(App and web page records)
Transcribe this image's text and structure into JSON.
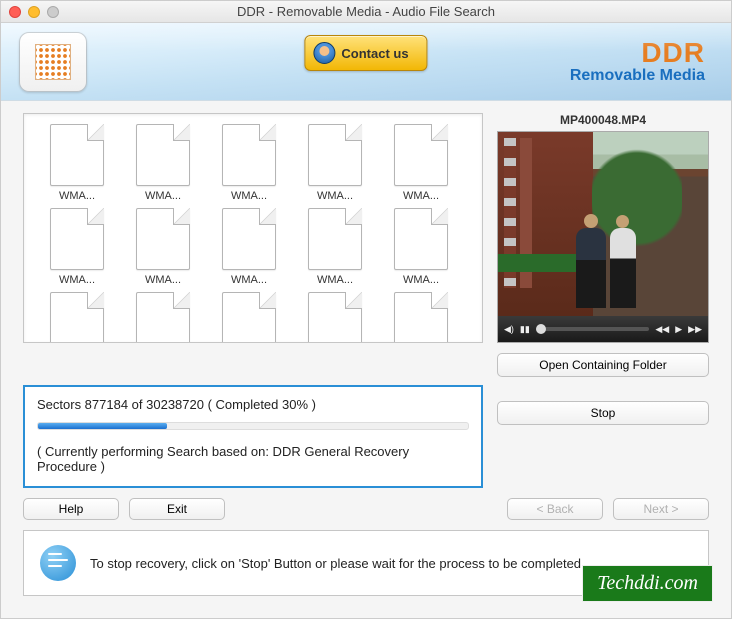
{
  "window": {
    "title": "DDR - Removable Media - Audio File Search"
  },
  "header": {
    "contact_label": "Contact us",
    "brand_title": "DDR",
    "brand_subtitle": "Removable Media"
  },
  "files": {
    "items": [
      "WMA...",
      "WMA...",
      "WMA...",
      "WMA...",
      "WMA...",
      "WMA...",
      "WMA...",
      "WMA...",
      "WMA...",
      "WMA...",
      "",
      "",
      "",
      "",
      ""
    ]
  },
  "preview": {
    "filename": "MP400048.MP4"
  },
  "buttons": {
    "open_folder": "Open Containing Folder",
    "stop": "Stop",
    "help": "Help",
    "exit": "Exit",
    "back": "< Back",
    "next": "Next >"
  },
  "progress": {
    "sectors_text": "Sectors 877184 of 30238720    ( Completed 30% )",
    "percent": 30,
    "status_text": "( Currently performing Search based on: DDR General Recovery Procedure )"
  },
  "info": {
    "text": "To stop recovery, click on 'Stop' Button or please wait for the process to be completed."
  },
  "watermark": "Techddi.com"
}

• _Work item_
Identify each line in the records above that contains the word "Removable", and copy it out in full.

• _Written reply_
    "title": "DDR - Removable Media - Audio File Search"
    "brand_subtitle": "Removable Media"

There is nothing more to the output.